> **Instructions to follow**:
Say how many lines of the entries below include "General", giving nothing but that number.

Segment Start: Source material

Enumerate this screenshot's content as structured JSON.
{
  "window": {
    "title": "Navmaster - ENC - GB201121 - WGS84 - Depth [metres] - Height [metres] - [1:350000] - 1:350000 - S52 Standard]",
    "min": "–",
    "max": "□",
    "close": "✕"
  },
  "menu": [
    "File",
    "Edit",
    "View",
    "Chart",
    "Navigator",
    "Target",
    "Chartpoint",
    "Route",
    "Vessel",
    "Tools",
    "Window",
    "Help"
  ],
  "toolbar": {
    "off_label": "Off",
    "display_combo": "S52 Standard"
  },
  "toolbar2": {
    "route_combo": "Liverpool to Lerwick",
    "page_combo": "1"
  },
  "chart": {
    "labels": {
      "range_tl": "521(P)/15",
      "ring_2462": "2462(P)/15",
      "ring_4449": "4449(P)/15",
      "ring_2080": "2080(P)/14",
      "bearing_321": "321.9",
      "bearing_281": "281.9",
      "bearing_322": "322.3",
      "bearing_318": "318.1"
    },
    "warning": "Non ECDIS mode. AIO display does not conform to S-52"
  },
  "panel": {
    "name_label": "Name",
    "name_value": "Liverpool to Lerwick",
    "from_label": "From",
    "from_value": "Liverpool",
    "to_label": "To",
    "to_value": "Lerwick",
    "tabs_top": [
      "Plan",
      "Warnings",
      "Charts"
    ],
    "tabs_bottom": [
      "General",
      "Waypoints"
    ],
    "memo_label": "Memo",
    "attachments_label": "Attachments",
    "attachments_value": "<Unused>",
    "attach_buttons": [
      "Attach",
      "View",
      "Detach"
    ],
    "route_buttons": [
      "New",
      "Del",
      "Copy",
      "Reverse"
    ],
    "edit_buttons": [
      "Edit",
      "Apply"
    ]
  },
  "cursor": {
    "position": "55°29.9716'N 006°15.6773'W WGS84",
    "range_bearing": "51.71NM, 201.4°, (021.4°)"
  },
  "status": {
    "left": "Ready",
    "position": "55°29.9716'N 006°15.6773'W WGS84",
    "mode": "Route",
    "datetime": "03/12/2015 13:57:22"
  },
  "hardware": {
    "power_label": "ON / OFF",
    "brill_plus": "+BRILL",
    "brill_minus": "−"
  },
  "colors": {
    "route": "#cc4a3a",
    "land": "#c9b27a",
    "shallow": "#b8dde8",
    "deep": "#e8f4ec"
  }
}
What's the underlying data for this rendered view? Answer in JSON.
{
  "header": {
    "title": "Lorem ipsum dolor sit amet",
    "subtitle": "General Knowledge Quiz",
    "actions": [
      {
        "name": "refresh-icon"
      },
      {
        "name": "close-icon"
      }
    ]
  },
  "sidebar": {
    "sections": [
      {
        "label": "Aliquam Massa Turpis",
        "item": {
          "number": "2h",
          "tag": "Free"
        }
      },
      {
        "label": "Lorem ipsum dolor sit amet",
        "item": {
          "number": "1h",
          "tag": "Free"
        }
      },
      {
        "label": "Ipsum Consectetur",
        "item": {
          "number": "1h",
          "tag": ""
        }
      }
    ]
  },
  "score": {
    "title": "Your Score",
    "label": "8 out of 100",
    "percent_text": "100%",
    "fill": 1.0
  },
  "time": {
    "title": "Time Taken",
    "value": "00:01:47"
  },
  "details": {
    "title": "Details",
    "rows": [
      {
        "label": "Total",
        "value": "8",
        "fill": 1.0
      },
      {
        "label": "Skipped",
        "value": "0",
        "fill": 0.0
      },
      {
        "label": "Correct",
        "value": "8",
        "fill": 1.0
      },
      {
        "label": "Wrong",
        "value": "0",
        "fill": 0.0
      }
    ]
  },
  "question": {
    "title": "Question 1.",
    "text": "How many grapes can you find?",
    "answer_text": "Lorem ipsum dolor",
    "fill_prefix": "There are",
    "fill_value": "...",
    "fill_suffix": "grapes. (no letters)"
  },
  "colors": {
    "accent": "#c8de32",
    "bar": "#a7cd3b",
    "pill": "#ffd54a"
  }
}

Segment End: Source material

> **Answer to this exercise**:
2